GfK has done some research for Facebook on screen utilisation in the UK and the US which throws up few marked differences.
In, almost, their words:
“Facebook commissioned international market research agency GfK to perform a study of more than 2,000 people in both the UK and the US, to explore people’s behaviour across multiple devices (including smartphones tablets and laptops or PCs) and the resulting implications for marketers.
The study of over 4,000 online adults across the UK and US found that people feel a different connection to each device, and that each plays a distinct role as people switch between devices during their daily routine”
The only significant difference seem to be that:
- We share our tablets a bit more with others and
- More of us use three devices in a day
The main reason for switching from one device to another during a session/activity is to get a larger screen they reckon.
We’ll let you use your largest screen to accommodate their infographic!
- We read what we’ve clicked on (apparently 55% of us spend less than 15 seconds on a page!)
- The more we share the more we read (On content visited among articles they tracked with social activity, there were only one tweet and eight Facebook likes for every 100 visitors.)
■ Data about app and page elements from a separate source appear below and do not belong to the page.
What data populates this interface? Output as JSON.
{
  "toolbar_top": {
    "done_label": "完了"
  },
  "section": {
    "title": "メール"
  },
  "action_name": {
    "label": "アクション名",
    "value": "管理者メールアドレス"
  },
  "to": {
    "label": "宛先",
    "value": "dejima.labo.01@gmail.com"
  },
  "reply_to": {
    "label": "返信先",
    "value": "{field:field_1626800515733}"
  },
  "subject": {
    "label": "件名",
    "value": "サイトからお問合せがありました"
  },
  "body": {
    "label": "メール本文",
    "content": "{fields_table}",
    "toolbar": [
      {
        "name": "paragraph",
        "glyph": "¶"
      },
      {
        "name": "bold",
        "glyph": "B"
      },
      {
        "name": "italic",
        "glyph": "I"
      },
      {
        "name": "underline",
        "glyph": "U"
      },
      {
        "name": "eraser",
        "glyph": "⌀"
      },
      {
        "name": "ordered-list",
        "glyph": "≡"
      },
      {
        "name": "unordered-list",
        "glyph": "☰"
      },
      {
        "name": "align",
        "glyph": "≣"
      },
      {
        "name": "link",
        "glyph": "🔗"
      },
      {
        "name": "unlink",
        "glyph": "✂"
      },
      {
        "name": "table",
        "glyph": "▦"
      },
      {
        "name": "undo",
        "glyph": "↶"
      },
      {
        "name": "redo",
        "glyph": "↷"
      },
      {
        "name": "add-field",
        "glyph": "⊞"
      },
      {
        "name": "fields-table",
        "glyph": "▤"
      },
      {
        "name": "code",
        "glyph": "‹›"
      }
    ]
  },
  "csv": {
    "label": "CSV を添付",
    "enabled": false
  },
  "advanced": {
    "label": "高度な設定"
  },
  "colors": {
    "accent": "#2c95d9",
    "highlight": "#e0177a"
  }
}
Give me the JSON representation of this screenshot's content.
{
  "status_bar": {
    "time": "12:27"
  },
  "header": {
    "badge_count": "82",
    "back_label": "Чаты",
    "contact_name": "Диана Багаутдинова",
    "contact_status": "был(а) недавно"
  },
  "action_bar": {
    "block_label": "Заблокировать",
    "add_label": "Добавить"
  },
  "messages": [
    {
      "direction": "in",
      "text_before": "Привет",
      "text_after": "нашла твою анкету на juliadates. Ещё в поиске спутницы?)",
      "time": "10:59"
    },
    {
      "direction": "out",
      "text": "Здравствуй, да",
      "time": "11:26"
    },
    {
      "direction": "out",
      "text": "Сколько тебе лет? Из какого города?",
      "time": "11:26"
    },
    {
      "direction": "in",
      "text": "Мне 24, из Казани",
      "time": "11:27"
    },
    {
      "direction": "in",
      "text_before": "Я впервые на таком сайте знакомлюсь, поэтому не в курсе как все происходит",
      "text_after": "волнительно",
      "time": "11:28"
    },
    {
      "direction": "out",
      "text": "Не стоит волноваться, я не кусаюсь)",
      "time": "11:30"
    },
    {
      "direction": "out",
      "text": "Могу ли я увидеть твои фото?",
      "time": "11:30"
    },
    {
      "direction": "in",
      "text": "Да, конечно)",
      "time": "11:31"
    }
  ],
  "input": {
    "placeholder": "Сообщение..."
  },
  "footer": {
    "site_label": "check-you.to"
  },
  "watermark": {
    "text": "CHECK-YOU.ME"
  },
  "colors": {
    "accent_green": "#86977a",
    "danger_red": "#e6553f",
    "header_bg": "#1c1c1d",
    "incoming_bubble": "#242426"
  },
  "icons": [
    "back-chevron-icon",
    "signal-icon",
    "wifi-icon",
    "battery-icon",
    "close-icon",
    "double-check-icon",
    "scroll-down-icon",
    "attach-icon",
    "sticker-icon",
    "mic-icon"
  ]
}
- Native advertising is the saviour of publishing (On a typical article two-thirds of people exhibit more than 15 seconds of engagement, on native ad content that plummets to around one-third.)
- Banner ads don’t work (66% of attention on a normal media page is spent below the fold.)
We certainly go with the length of time on a page scenario – we tend to ignore anything below 30 seconds! Which accounts for a little over 60% of our pages visited in the last year!